### WORK INSTRUCTIONS
Check every line of the entries for "выгрузки", and copy the lines that hold it.

(DATA SECTION begins)

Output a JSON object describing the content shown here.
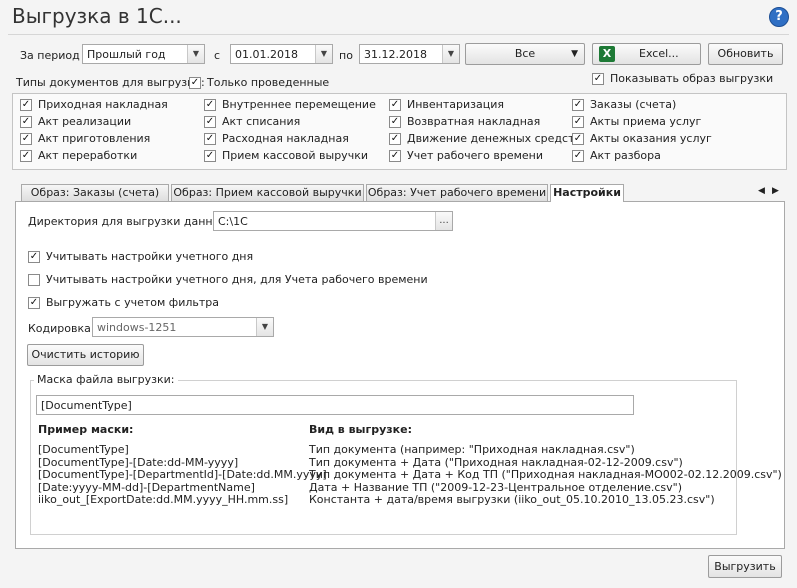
{
  "window": {
    "title": "Выгрузка в 1С..."
  },
  "toolbar": {
    "period_label": "За период",
    "period_value": "Прошлый год",
    "from_label": "с",
    "from_date": "01.01.2018",
    "to_label": "по",
    "to_date": "31.12.2018",
    "all_dropdown": "Все",
    "excel_button": "Excel...",
    "refresh_button": "Обновить"
  },
  "doc_types": {
    "label": "Типы документов для выгрузки:",
    "only_posted": "Только проведенные",
    "show_preview": "Показывать образ выгрузки",
    "columns": [
      [
        "Приходная накладная",
        "Акт реализации",
        "Акт приготовления",
        "Акт переработки"
      ],
      [
        "Внутреннее перемещение",
        "Акт списания",
        "Расходная накладная",
        "Прием кассовой выручки"
      ],
      [
        "Инвентаризация",
        "Возвратная накладная",
        "Движение денежных средств",
        "Учет рабочего времени"
      ],
      [
        "Заказы (счета)",
        "Акты приема услуг",
        "Акты оказания услуг",
        "Акт разбора"
      ]
    ]
  },
  "tabs": [
    "Образ: Заказы (счета)",
    "Образ: Прием кассовой выручки",
    "Образ: Учет рабочего времени",
    "Настройки"
  ],
  "settings": {
    "dir_label": "Директория для выгрузки данных:",
    "dir_value": "C:\\1C",
    "dir_browse": "...",
    "opt1": "Учитывать настройки учетного дня",
    "opt2": "Учитывать настройки учетного дня, для Учета рабочего времени",
    "opt3": "Выгружать с учетом фильтра",
    "encoding_label": "Кодировка:",
    "encoding_value": "windows-1251",
    "clear_history": "Очистить историю",
    "mask_group_label": "Маска файла выгрузки:",
    "mask_value": "[DocumentType]",
    "example_header": "Пример маски:",
    "view_header": "Вид в выгрузке:",
    "examples": [
      "[DocumentType]",
      "[DocumentType]-[Date:dd-MM-yyyy]",
      "[DocumentType]-[DepartmentId]-[Date:dd.MM.yyyy]",
      "[Date:yyyy-MM-dd]-[DepartmentName]",
      "iiko_out_[ExportDate:dd.MM.yyyy_HH.mm.ss]"
    ],
    "views": [
      "Тип документа (например: \"Приходная накладная.csv\")",
      "Тип документа + Дата (\"Приходная накладная-02-12-2009.csv\")",
      "Тип документа + Дата + Код ТП (\"Приходная накладная-MO002-02.12.2009.csv\")",
      "Дата + Название ТП (\"2009-12-23-Центральное отделение.csv\")",
      "Константа + дата/время выгрузки (iiko_out_05.10.2010_13.05.23.csv\")"
    ]
  },
  "footer": {
    "export_button": "Выгрузить"
  }
}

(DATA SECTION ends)

### WRITTEN RESPONSE
    "label": "Типы документов для выгрузки:",
    "show_preview": "Показывать образ выгрузки",
    "dir_label": "Директория для выгрузки данных:",
    "mask_group_label": "Маска файла выгрузки:",
      "Константа + дата/время выгрузки (iiko_out_05.10.2010_13.05.23.csv\")"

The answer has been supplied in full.